These screenings test only for distance visual acuity (myopia). While important, these tests often do not check for farsightedness nor do they verify how well the eyes work together. Even if they do check for these, the superficial nature of these screenings don’t provide any information about eye health and can therefore miss many visual aberrations and conditions.
A comprehensive eye exam, on the other hand, can detect eye diseases and disorders such as glaucoma, cataracts, retinal detachments and macular degeneration, as well as other systemic health problems such as diabetes and high blood pressure.
Eye Conditions That Can Cause School and Work Difficulties
Amblyopia, commonly called “lazy eye,” is decreased vision in one or both eyes despite the absence of any eye health problems. When one eye is weaker than the other, the brain automatically favors the stronger eye and reduces the usage of the weaker eye. This, in turn, causes the weaker eye to become even weaker. Common causes of Amblyopia include Strabismus (see below) and a significant difference in the refractive errors of the two eyes. Developmental optometrists utilize vision therapy, prism glasses, and special software to correct Amblyopia in both children and adults.
Strabismus, also known as crossed eyes, is the misalignment of the eyes, which affects eye positioning and movement. Left untreated, Strabismus can cause Amblyopia in the misaligned eye, double vision, difficulty reading or concentrating on near tasks, exhaustion after homework or reading, and headaches. Depending on the cause and severity, vision therapy is often the right solution for correcting Strabismus. In cases where the condition is caused by weak eye muscles, surgery may be required. In many cases, surgery is combined with vision therapy for the most effective treatment.

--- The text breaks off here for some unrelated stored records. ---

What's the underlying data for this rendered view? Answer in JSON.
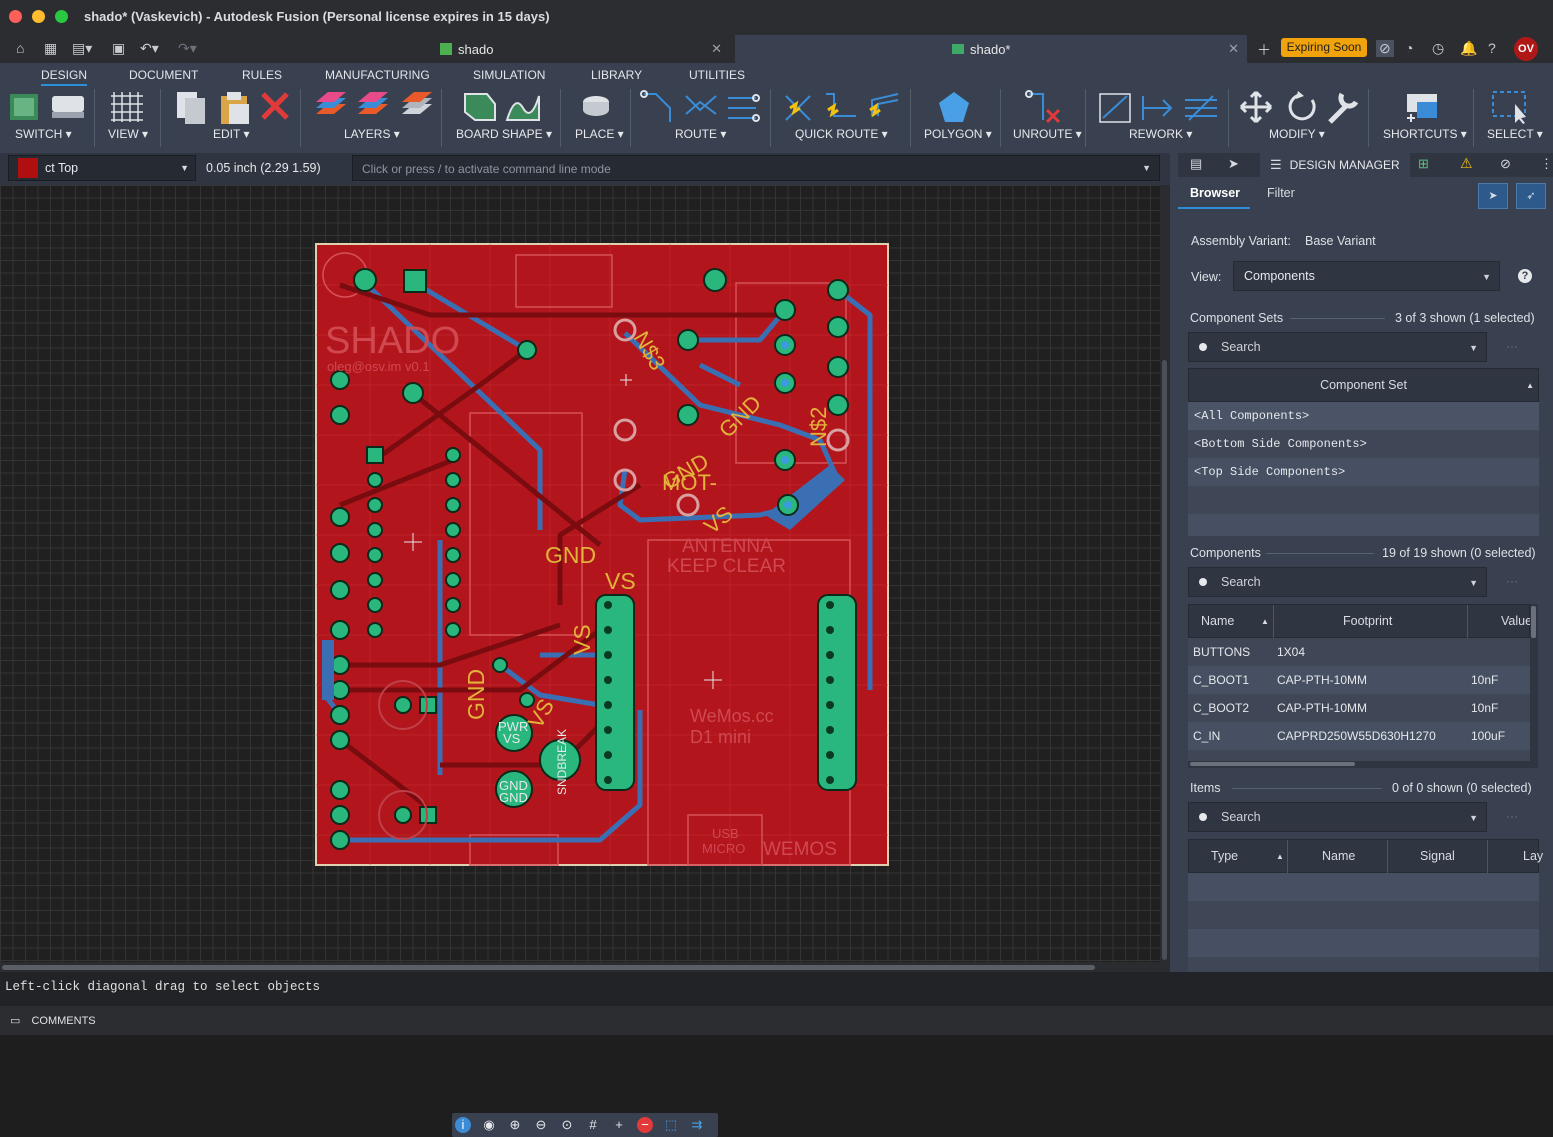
{
  "window": {
    "title": "shado* (Vaskevich) - Autodesk Fusion (Personal license expires in 15 days)"
  },
  "doc_tabs": [
    {
      "label": "shado"
    },
    {
      "label": "shado*"
    }
  ],
  "header_right": {
    "expiring": "Expiring Soon",
    "avatar": "OV"
  },
  "ribbon_tabs": [
    "DESIGN",
    "DOCUMENT",
    "RULES",
    "MANUFACTURING",
    "SIMULATION",
    "LIBRARY",
    "UTILITIES"
  ],
  "groups": [
    "SWITCH ▾",
    "VIEW ▾",
    "EDIT ▾",
    "LAYERS ▾",
    "BOARD SHAPE ▾",
    "PLACE ▾",
    "ROUTE ▾",
    "QUICK ROUTE ▾",
    "POLYGON ▾",
    "UNROUTE ▾",
    "REWORK ▾",
    "MODIFY ▾",
    "SHORTCUTS ▾",
    "SELECT ▾"
  ],
  "cmdbar": {
    "layer": "ct Top",
    "grid": "0.05 inch (2.29 1.59)",
    "placeholder": "Click or press / to activate command line mode"
  },
  "panel": {
    "tab_label": "DESIGN MANAGER",
    "browser": "Browser",
    "filter": "Filter",
    "assembly_label": "Assembly Variant:",
    "assembly_value": "Base Variant",
    "view_label": "View:",
    "view_value": "Components",
    "component_sets_label": "Component Sets",
    "component_sets_count": "3 of 3 shown (1 selected)",
    "search": "Search",
    "component_set_header": "Component Set",
    "component_sets": [
      "<All Components>",
      "<Bottom Side Components>",
      "<Top Side Components>"
    ],
    "components_label": "Components",
    "components_count": "19 of 19 shown (0 selected)",
    "comp_headers": [
      "Name",
      "Footprint",
      "Value"
    ],
    "components": [
      {
        "name": "BUTTONS",
        "footprint": "1X04",
        "value": ""
      },
      {
        "name": "C_BOOT1",
        "footprint": "CAP-PTH-10MM",
        "value": "10nF"
      },
      {
        "name": "C_BOOT2",
        "footprint": "CAP-PTH-10MM",
        "value": "10nF"
      },
      {
        "name": "C_IN",
        "footprint": "CAPPRD250W55D630H1270",
        "value": "100uF"
      }
    ],
    "items_label": "Items",
    "items_count": "0 of 0 shown (0 selected)",
    "item_headers": [
      "Type",
      "Name",
      "Signal",
      "Lay"
    ]
  },
  "board_text": {
    "shado": "SHADO",
    "email": "oleg@osv.im v0.1",
    "gnd1": "GND",
    "vs1": "VS",
    "vs2": "VS",
    "gnd2": "GND",
    "ns3": "N$3",
    "gnd3": "GND",
    "ns2": "N$2",
    "gnd4": "GND",
    "mot": "MOT-",
    "vs3": "VS",
    "antenna": "ANTENNA",
    "keepclear": "KEEP CLEAR",
    "wemos": "WeMos.cc",
    "d1mini": "D1 mini",
    "pwr": "PWR",
    "pvs": "VS",
    "gnd5": "GND",
    "gnd6": "GND",
    "vs4": "VS",
    "sndbreak": "SNDBREAK",
    "usb": "USB",
    "micro": "MICRO",
    "wemos2": "WEMOS"
  },
  "status": "Left-click diagonal drag to select objects",
  "comments": "COMMENTS",
  "colors": {
    "board": "#b3151c",
    "copper_bottom": "#3a6fb4",
    "pad": "#2ab77e",
    "accent": "#2d8fd6",
    "expiring": "#f0a30a"
  }
}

Convergence Insufficiency is characterized by a decreased ability to converge the eyes and maintain binocular fusion when focusing on near objects. As a result, those with convergence insufficiency experience double vision or a halo effect around words or objects.
This condition cannot be corrected with eye glasses or surgery. However, vision therapy has been proven to improve eye coordination abilities and reduce symptoms.
Our eyes are like a camera, automatically adjusting focus from near, to far, to mid-distance viewing. Children with focusing problems (also called accommodation problems) may have trouble changing focus from distance to near and back again. They may also have difficulty maintaining adequate focus for reading (accommodative insufficiency) or may be slower at adjusting.
Imagine a child looking back and forth from the board to their book, every time losing their place as their vision tries to catch up. Children with focusing or accommodative problems will avoid reading, have trouble focusing on the text, show signs of exhaustion, and demonstrate signs of both physical and visual discomfort when reading. These problems can often be successfully treated with vision therapy.
Are both eyes focused and coordinated, working as a team? Poor eye movement and eye tracking abilities can result in poor reading skills, speed, comprehension and concentration.
Vision therapy can help.